Tuesday, December 3, 2019

Launch of Vol. 4 Eye on Athy's Past

This evening the 4th volume of ‘Eye on Athy’s Past’ will be launched in the Shackleton Museum, Town Hall, Athy at 8.00 p.m. Liam Kenny, Naas historian and writer, will launch the book which consists of articles written for the Kildare Nationalist between June 1999 and December 2000. Liam’s early working career mirrored my own as like myself he started his working life as a clerical officer in Kildare County Council. My entry into the Council services was in January 1961 and it was much later when Kevin joined. I had begun the next stage of my career as a Town Clerk before Liam appeared in St. Mary’s, Naas. Both of us would leave the local government service to pursue entirely different careers. Liam joined the Leinster Leader as a journalist and later still another change of career sees him today as Director of the Association of Irish Local Government. Liam and I have immersed ourselves in the local histories of our respective towns. He, as the founder member of Naas Local History Society has written and lectured extensively on the history of Nás na Ríogh. The Naas history group has done marvellous work in highlighting the little-known aspects of their town’s history in lectures and several publications over the years. Congratulations are due to Siobhan McNulty, daughter of Gretta and Frank, who last week was elected President of the Kildare Archaeological Society.

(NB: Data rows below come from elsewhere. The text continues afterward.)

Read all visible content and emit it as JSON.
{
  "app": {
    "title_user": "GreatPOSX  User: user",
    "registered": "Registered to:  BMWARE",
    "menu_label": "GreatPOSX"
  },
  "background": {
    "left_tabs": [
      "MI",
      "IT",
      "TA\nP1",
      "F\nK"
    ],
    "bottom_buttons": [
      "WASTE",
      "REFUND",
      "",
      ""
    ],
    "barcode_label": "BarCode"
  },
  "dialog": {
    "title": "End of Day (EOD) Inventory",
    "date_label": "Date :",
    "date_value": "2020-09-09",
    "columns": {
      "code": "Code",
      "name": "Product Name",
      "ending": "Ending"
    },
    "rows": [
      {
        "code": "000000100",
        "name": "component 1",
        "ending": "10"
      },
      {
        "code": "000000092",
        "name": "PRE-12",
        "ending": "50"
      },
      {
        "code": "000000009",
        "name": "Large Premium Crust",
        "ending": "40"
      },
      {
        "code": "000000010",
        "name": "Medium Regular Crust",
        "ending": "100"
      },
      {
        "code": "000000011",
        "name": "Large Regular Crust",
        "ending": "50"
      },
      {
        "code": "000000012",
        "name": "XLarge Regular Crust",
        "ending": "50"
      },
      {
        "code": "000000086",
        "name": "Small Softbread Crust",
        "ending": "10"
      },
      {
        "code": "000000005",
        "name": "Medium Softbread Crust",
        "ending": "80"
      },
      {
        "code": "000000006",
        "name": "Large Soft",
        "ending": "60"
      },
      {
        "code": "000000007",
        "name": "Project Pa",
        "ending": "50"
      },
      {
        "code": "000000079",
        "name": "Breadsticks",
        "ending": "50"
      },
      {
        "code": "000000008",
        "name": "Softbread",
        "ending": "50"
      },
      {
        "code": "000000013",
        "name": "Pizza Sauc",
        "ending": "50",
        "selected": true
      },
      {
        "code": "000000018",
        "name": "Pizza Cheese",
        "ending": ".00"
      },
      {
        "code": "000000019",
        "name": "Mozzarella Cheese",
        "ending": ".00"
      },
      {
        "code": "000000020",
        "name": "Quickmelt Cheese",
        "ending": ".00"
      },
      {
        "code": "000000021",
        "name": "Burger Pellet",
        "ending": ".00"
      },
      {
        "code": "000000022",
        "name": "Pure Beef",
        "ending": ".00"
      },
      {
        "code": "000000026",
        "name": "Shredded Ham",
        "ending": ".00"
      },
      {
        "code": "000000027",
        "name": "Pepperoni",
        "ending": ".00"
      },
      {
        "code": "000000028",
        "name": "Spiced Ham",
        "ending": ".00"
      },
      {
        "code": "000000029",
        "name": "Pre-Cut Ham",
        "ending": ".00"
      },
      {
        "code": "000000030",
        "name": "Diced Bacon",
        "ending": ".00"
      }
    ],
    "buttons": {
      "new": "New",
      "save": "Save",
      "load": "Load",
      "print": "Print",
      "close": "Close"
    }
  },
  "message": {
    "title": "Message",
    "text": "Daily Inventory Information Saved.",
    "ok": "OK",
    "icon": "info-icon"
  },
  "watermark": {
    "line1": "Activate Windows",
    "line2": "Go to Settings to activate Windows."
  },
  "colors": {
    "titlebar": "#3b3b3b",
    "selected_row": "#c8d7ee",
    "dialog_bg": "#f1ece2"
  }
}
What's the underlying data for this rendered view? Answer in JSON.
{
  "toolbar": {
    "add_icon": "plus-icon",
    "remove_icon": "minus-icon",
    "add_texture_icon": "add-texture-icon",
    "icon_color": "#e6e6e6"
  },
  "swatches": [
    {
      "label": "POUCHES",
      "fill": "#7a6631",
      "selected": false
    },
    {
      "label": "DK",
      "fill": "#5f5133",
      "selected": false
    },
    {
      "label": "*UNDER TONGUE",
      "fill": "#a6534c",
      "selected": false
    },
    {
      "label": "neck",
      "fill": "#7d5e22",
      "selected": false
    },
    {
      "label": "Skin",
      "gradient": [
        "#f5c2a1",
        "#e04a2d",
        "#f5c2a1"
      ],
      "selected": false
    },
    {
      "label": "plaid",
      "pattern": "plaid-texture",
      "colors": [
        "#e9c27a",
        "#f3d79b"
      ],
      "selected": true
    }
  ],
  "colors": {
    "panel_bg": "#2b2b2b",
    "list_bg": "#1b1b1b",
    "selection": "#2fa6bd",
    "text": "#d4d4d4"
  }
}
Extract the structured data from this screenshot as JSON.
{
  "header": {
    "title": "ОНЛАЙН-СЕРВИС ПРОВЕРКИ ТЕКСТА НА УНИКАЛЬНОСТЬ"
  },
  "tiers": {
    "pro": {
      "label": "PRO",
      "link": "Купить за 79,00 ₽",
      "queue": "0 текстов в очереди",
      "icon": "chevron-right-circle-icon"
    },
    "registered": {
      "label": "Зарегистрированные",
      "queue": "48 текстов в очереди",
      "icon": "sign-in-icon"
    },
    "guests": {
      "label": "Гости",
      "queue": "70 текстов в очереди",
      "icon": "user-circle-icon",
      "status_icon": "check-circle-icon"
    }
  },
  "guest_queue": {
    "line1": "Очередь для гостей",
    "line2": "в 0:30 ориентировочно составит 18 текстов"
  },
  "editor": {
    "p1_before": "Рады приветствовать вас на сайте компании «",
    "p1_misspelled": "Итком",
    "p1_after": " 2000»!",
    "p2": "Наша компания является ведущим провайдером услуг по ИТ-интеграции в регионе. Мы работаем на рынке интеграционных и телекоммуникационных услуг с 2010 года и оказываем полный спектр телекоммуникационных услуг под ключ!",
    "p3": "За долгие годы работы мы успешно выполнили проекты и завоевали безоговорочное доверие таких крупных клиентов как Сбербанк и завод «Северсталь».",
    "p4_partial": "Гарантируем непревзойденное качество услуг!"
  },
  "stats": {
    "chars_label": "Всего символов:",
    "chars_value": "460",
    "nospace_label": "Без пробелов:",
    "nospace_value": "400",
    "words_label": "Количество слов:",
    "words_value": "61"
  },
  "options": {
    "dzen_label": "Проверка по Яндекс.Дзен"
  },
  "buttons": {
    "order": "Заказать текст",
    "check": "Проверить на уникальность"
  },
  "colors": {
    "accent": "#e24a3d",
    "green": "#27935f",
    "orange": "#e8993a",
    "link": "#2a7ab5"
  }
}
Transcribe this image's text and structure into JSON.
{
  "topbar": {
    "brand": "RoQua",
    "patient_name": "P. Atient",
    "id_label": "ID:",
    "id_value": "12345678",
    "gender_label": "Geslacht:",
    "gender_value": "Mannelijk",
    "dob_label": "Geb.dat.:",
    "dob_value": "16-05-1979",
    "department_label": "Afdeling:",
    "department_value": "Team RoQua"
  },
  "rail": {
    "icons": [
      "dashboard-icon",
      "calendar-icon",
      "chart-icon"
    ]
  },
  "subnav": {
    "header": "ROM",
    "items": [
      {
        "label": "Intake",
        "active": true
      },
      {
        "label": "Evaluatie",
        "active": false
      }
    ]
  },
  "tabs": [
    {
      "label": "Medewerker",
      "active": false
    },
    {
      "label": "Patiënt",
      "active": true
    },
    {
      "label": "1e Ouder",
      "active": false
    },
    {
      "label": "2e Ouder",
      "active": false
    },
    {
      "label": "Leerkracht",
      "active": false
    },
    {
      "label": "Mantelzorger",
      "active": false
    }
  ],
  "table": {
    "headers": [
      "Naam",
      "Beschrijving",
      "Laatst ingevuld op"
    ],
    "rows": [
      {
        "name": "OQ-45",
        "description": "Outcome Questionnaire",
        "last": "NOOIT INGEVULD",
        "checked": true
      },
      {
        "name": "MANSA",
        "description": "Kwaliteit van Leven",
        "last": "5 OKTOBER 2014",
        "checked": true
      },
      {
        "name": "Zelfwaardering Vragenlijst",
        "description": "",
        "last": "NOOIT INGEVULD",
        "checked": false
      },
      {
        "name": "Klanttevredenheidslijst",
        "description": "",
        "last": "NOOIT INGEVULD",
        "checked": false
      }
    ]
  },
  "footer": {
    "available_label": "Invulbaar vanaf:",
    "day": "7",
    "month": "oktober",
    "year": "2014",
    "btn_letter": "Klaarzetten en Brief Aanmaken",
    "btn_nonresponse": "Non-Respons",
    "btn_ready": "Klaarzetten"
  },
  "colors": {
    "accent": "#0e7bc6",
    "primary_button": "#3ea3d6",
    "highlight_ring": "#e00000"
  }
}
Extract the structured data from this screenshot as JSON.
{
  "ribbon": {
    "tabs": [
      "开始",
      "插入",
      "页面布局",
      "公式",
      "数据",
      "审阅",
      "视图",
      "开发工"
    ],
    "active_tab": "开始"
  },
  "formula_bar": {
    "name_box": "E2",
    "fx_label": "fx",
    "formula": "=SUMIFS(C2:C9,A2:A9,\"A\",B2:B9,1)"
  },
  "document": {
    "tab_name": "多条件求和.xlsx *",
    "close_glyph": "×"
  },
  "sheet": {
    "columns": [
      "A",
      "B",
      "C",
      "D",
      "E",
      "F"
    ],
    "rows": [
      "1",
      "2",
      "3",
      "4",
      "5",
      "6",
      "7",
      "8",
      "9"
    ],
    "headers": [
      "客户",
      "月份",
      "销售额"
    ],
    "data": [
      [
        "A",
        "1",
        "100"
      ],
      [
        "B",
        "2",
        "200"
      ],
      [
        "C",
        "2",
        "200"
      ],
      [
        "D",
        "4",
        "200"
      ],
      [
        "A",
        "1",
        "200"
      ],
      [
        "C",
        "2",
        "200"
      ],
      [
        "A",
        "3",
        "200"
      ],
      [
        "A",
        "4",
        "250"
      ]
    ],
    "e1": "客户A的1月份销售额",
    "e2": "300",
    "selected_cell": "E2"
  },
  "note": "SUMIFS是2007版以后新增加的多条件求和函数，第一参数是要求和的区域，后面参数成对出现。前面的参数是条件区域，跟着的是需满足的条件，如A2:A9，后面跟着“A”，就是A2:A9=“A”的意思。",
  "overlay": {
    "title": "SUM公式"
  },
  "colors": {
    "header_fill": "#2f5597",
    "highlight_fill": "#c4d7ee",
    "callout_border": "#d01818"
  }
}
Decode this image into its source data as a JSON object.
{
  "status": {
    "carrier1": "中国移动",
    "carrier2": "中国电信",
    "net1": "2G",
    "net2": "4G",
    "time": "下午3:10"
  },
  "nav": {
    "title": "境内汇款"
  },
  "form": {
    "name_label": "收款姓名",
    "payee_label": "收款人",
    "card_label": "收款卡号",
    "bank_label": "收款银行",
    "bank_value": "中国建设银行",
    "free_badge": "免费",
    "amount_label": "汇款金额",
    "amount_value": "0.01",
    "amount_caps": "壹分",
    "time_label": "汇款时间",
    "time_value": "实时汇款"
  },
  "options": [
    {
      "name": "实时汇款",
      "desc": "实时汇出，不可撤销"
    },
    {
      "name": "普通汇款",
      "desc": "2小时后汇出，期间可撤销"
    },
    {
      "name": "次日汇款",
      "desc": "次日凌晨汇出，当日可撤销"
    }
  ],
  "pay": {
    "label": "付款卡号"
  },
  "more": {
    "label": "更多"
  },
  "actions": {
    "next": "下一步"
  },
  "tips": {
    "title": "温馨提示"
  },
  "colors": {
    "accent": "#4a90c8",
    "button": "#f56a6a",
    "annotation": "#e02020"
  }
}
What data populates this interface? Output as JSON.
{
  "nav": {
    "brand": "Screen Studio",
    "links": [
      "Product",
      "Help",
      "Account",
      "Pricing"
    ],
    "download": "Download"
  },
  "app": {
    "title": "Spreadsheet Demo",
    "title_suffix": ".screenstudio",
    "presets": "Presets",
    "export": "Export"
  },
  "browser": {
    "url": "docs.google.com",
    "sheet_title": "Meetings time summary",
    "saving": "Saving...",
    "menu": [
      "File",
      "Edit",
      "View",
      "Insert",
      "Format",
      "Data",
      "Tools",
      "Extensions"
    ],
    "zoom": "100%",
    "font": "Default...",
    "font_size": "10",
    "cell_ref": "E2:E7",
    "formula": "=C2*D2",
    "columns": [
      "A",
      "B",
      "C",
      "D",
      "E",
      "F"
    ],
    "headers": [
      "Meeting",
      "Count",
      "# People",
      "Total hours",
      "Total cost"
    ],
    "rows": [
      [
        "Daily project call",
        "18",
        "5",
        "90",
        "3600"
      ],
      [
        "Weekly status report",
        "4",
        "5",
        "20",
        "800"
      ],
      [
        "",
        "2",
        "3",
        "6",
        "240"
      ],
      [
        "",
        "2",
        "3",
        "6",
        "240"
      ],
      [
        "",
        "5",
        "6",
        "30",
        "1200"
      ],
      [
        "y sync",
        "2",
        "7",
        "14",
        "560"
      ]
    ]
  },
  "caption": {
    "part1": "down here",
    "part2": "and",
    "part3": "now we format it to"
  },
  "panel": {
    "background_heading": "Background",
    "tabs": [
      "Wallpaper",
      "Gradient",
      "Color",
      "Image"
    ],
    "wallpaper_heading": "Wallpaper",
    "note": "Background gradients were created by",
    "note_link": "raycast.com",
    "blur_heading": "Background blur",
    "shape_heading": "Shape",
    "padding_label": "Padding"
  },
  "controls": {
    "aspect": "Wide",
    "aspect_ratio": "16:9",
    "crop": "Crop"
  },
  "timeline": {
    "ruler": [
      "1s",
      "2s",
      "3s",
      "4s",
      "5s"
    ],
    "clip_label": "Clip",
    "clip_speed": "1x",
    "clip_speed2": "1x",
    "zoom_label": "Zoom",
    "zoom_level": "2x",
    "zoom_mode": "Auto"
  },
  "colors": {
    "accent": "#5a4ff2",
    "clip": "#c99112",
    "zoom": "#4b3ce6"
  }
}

The society, founded in 1891 by Lord Walter Fitzgerald, is one of the most prestigious societies in the country and Siobhan is the first Athy person to head up the society.